“Death taxes” have been around for many years under a variety of names. The phrase “death tax” was coined in the 1990s. It describes inheritance and estate taxes that are imposed after an estate owner dies.
Death taxes arose in the early 20th century when the federal government began taxing rich heirs of large estates that would have otherwise gone untaxed.
When you die, taxes will be imposed on your property and estate. Death taxes are taxes charged to the beneficiary(s) or estate of the recently deceased. These fees are administered by both federal and state governments and must be paid before the transfer of property in accordance with the deceased’s final will and testament.
Who does estate tax affect
The phrase “death tax” applies to a variety of taxes that are imposed after death. Different people or entities are required to pay these taxes.
Inheritance taxes are paid by those beneficiaries of the deceased’s will.
Estate taxes are paid by the estate before the distribution of assets.
These taxes and percentages vary from state-to-state. Inheritance taxes are typically based on the closeness of relationship between the deceased and the beneficiary.
Percentages increase the further the relationship is, with heirs paying slightly more and unrelated friends or family paying the most.
If one spouse dies first, they can typically transfer their assets to the surviving spouse without being taxed.
Does Washington State have an inheritance tax?
In Washington State there is no inheritance tax. Therefore, beneficiaries of property or assets are not required to pay a tax on their inheritance.
It’s important to note that inheritance taxes are based on the tax laws of the state where the deceased resided.
That means that if you live and die in Washington State and leave property and other assets to your son in Kentucky, that child won’t be subject to paying taxes on that inheritance.
If, however, you live and die in Pennsylvania your beneficiary would be subject to paying an inheritance tax on whatever you leave to them.
Pennsylvania is one of six states that do impose inheritance taxes– the others are Kentucky, Maryland, Nebraska, New Jersey, and Pennsylvania.
The federal government does not impose an inheritance tax.
Washington State tax rates and exclusions
As of 2021, Washington state has the highest estate tax in the US, a 20% tax rate on estates valued at $11,193,000 or more.
Any estate valued at more than $2,193,000 is subject to estate tax at a rate of 10%. These percentage increases depending on the value of your estate. If your estate exceeds this amount your estate is required to file an estate tax return. For filing thresholds, interest rates, and other estate tax information visit the Department of Revenue’s website here.

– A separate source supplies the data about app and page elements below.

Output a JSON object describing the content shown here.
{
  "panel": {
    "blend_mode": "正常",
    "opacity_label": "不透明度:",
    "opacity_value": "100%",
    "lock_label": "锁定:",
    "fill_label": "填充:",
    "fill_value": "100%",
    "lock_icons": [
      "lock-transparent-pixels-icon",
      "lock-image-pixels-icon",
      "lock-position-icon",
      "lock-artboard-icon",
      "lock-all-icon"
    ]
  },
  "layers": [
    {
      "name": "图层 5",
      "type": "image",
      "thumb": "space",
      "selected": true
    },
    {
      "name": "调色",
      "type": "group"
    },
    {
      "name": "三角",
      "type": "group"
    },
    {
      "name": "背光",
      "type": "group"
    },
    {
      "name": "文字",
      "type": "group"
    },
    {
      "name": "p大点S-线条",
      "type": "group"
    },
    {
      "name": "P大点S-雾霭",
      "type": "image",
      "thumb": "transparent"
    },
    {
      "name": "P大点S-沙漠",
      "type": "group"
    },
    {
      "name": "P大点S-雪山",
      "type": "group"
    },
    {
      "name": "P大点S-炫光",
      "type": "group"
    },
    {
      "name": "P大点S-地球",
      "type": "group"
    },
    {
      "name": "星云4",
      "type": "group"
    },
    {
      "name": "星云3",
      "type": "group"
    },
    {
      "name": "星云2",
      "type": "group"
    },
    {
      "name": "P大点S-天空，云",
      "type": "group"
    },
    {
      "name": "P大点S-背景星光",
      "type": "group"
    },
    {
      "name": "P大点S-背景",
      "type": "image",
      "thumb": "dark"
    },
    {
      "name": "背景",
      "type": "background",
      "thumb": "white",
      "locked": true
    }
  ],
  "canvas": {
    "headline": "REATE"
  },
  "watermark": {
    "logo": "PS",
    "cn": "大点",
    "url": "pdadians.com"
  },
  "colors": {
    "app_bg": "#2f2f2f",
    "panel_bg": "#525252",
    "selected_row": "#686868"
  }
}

Estates valued at under $2,193,000 are excluded from paying estate taxes. In these cases you are not required to file an estate tax return.
In addition to Washington state estate taxes, The Federal Government also imposes a tax on estates that exceed $12,060,000 (numbers based on 2022 IRS rates). Both federal and state taxes are based on “gross assets”. These include assets such as real estate, IRAs, trusts, insurance, clothing, furniture, investments, and other assets.
Both federal and state estate taxes are based on the value of the owner’s property at the time of death.
What do estate taxes go towards?
At this point you may be wondering where all of this taxed money goes. In Washington state, estate taxes are used to help support the education system.
There are three ways that estate taxes are utilized to support education:
- Taxes funds are allocated to the student achievement fund which helps fund before and after school programs, support teachers in professional development, and reduces class sizes
- Funds are used to help create learning assistance programs for school aged children who are struggles
- Funds are used for financial aid, work-study programs, and other programs in higher education settings.
If you have questions about estate taxes or estate planning, contact our knowledgeable attorneys at Orbit Wills today.